A faithful copy of every record is needed here. Images must not appear in it.

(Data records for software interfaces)
.....

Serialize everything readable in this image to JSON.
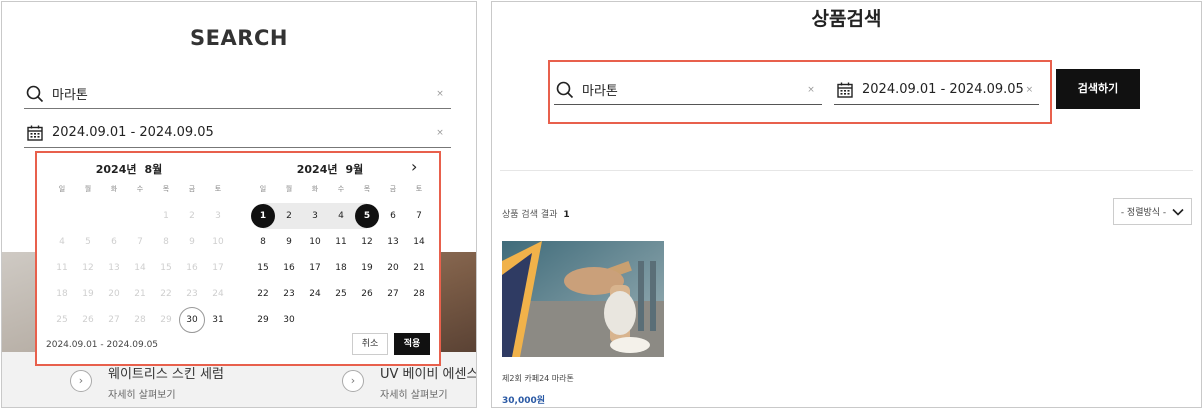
{
  "left": {
    "title": "SEARCH",
    "search": {
      "value": "마라톤",
      "clear": "×"
    },
    "date": {
      "value": "2024.09.01 - 2024.09.05",
      "clear": "×"
    },
    "calendar": {
      "next": "›",
      "months": [
        {
          "year": "2024년",
          "month": "8월",
          "weekdays": [
            "일",
            "월",
            "화",
            "수",
            "목",
            "금",
            "토"
          ],
          "weeks": [
            [
              "",
              "",
              "",
              "",
              "1",
              "2",
              "3"
            ],
            [
              "4",
              "5",
              "6",
              "7",
              "8",
              "9",
              "10"
            ],
            [
              "11",
              "12",
              "13",
              "14",
              "15",
              "16",
              "17"
            ],
            [
              "18",
              "19",
              "20",
              "21",
              "22",
              "23",
              "24"
            ],
            [
              "25",
              "26",
              "27",
              "28",
              "29",
              "30",
              "31"
            ]
          ]
        },
        {
          "year": "2024년",
          "month": "9월",
          "weekdays": [
            "일",
            "월",
            "화",
            "수",
            "목",
            "금",
            "토"
          ],
          "weeks": [
            [
              "1",
              "2",
              "3",
              "4",
              "5",
              "6",
              "7"
            ],
            [
              "8",
              "9",
              "10",
              "11",
              "12",
              "13",
              "14"
            ],
            [
              "15",
              "16",
              "17",
              "18",
              "19",
              "20",
              "21"
            ],
            [
              "22",
              "23",
              "24",
              "25",
              "26",
              "27",
              "28"
            ],
            [
              "29",
              "30",
              "",
              "",
              "",
              "",
              ""
            ]
          ]
        }
      ],
      "range_text": "2024.09.01 - 2024.09.05",
      "cancel": "취소",
      "apply": "적용"
    },
    "bg_products": [
      {
        "name": "웨이트리스 스킨 세럼",
        "link": "자세히 살펴보기",
        "arrow": "›"
      },
      {
        "name": "UV 베이비 에센스 SF",
        "link": "자세히 살펴보기",
        "arrow": "›"
      }
    ]
  },
  "right": {
    "title": "상품검색",
    "search": {
      "value": "마라톤",
      "clear": "×"
    },
    "date": {
      "value": "2024.09.01 - 2024.09.05",
      "clear": "×"
    },
    "search_button": "검색하기",
    "result_label": "상품 검색 결과",
    "result_count": "1",
    "sort_label": "- 정렬방식 -",
    "product": {
      "name": "제2회 카페24 마라톤",
      "price": "30,000원"
    }
  },
  "colors": {
    "highlight": "#e8604c",
    "price": "#2b5aa5",
    "button": "#111111"
  }
}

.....

Answer area:
Serialize everything readable in this image to JSON.
{
  "left": {
    "title": "SEARCH",
    "search": {
      "value": "마라톤",
      "clear": "×"
    },
    "date": {
      "value": "2024.09.01 - 2024.09.05",
      "clear": "×"
    },
    "calendar": {
      "next": "›",
      "months": [
        {
          "year": "2024년",
          "month": "8월",
          "weekdays": [
            "일",
            "월",
            "화",
            "수",
            "목",
            "금",
            "토"
          ],
          "weeks": [
            [
              "",
              "",
              "",
              "",
              "1",
              "2",
              "3"
            ],
            [
              "4",
              "5",
              "6",
              "7",
              "8",
              "9",
              "10"
            ],
            [
              "11",
              "12",
              "13",
              "14",
              "15",
              "16",
              "17"
            ],
            [
              "18",
              "19",
              "20",
              "21",
              "22",
              "23",
              "24"
            ],
            [
              "25",
              "26",
              "27",
              "28",
              "29",
              "30",
              "31"
            ]
          ]
        },
        {
          "year": "2024년",
          "month": "9월",
          "weekdays": [
            "일",
            "월",
            "화",
            "수",
            "목",
            "금",
            "토"
          ],
          "weeks": [
            [
              "1",
              "2",
              "3",
              "4",
              "5",
              "6",
              "7"
            ],
            [
              "8",
              "9",
              "10",
              "11",
              "12",
              "13",
              "14"
            ],
            [
              "15",
              "16",
              "17",
              "18",
              "19",
              "20",
              "21"
            ],
            [
              "22",
              "23",
              "24",
              "25",
              "26",
              "27",
              "28"
            ],
            [
              "29",
              "30",
              "",
              "",
              "",
              "",
              ""
            ]
          ]
        }
      ],
      "range_text": "2024.09.01 - 2024.09.05",
      "cancel": "취소",
      "apply": "적용"
    },
    "bg_products": [
      {
        "name": "웨이트리스 스킨 세럼",
        "link": "자세히 살펴보기",
        "arrow": "›"
      },
      {
        "name": "UV 베이비 에센스 SF",
        "link": "자세히 살펴보기",
        "arrow": "›"
      }
    ]
  },
  "right": {
    "title": "상품검색",
    "search": {
      "value": "마라톤",
      "clear": "×"
    },
    "date": {
      "value": "2024.09.01 - 2024.09.05",
      "clear": "×"
    },
    "search_button": "검색하기",
    "result_label": "상품 검색 결과",
    "result_count": "1",
    "sort_label": "- 정렬방식 -",
    "product": {
      "name": "제2회 카페24 마라톤",
      "price": "30,000원"
    }
  },
  "colors": {
    "highlight": "#e8604c",
    "price": "#2b5aa5",
    "button": "#111111"
  }
}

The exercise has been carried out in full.